The search for the exact place of death of HL Hunley and J. Dixon’s crew continued for a long time and ended only in 1995.The ship was only a few meters from its own mine that blew up the USS Housatonic. The study of the remains of the boat at the site allowed us to draw some conclusions and offer certain versions.
Restoration work, 2005 Photo Naval Historical Center / history.navy.mil
In 2000, the wreckage of the Hunley was raised to the surface with all precautions. The remains of the crew were buried after examination. The submarine was sent for conservation, and after a few years, restoration and conservation were carried out. The boat is now located in a separate exhibition pavilion Warren Lasch Conservation Center (North Charleston), available for excursions. To avoid damage, it is stored in a pool with a stabilizing solution.
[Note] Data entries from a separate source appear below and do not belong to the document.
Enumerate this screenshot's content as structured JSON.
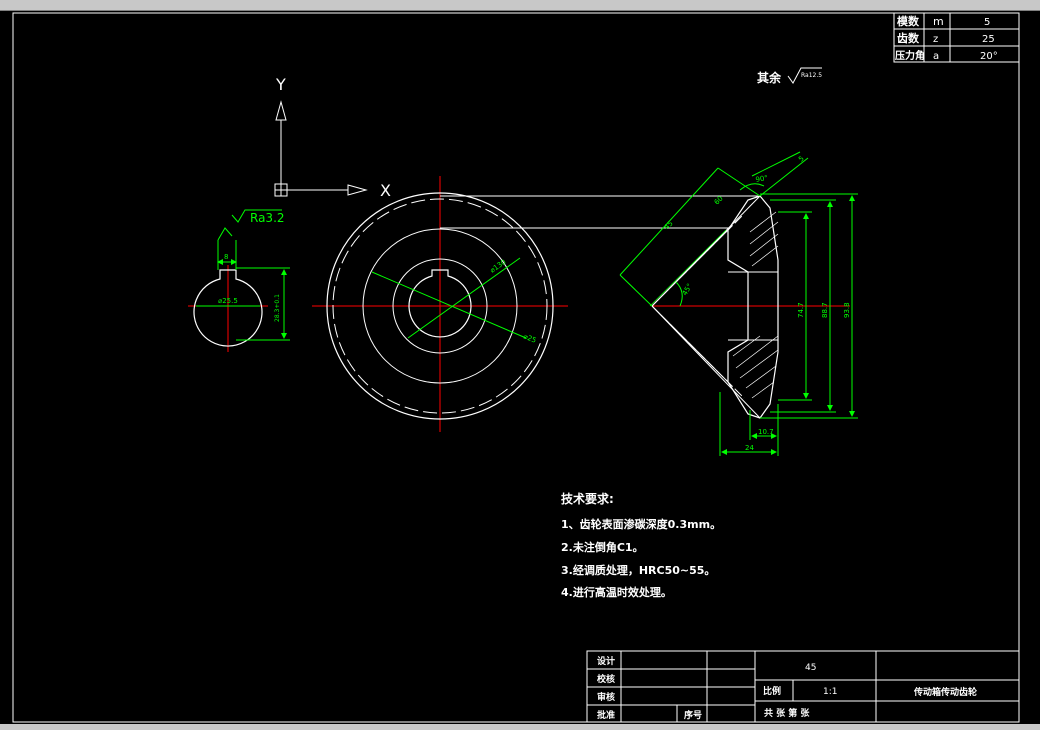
{
  "param_table": {
    "rows": [
      {
        "name": "模数",
        "symbol": "m",
        "value": "5"
      },
      {
        "name": "齿数",
        "symbol": "z",
        "value": "25"
      },
      {
        "name": "压力角",
        "symbol": "a",
        "value": "20°"
      }
    ]
  },
  "surface_note": {
    "prefix": "其余",
    "roughness": "Ra12.5"
  },
  "ucs": {
    "y_label": "Y",
    "x_label": "X"
  },
  "keyway_view": {
    "roughness": "Ra3.2",
    "width_dim": "8",
    "diameter_dim": "⌀25.5",
    "height_dim": "28.3+0.1"
  },
  "gear_front": {
    "outer_dim": "⌀130",
    "inner_dim": "⌀25"
  },
  "gear_section": {
    "angle_top": "90°",
    "slant_a": "5",
    "slant_b": "60",
    "slant_c": "45",
    "half_angle": "45°",
    "dia_1": "74.7",
    "dia_2": "88.7",
    "dia_3": "93.8",
    "bottom_1": "10.7",
    "bottom_2": "24"
  },
  "tech_requirements": {
    "title": "技术要求:",
    "items": [
      "1、齿轮表面渗碳深度0.3mm。",
      "2.未注倒角C1。",
      "3.经调质处理，HRC50~55。",
      "4.进行高温时效处理。"
    ]
  },
  "title_block": {
    "labels": [
      "设计",
      "校核",
      "审核",
      "批准"
    ],
    "seq_label": "序号",
    "material": "45",
    "scale_label": "比例",
    "scale_value": "1:1",
    "sheet_text": "共  张  第  张",
    "drawing_name": "传动箱传动齿轮"
  },
  "colors": {
    "background": "#000000",
    "outline": "#ffffff",
    "dimension": "#00ff00",
    "centerline": "#ff0000"
  }
}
A copy was also built, which does not require special conditions and therefore is in an open exhibition.
Numerous examinations, studies and experiments eventually made it possible to establish the cause of the death of the submarine. HL Hunley did not have time to retreat to a safe distance, and when the mine was detonated, it took over the shock wave. Having passed through the water, the hull of the boat and the air inside it, the wave weakened a little – but even after that it was able to damage the boat and inflict internal injuries on the crew. Having lost consciousness, the submariners could not take up the fight for survivability.
During its short “career” the submarine of the Navy KSA HL Hunley went to the bottom three times. In these incidents, 21 people died, including the chief designer. She managed to take part in only one real operation, during which she sent a rather large enemy ship to the bottom, but she died herself and practically did not affect the course of the war.
Submarine HL Hunley in a special pool. Photo Wikimedia Commons
From the point of view of design or combat use, the project of H.L. Hanley was unambiguously unlucky. To some extent, it can be justified by the lack of experience and necessary components, the need to find optimal solutions, etc.
However, the negative experience of the project has confirmed some things that now seem obvious. The KSA Navy learned that the construction and use of submarines is extremely difficult, responsible and dangerous business. Any design flaw or crew error can lead to the disruption of the operation and the death of people.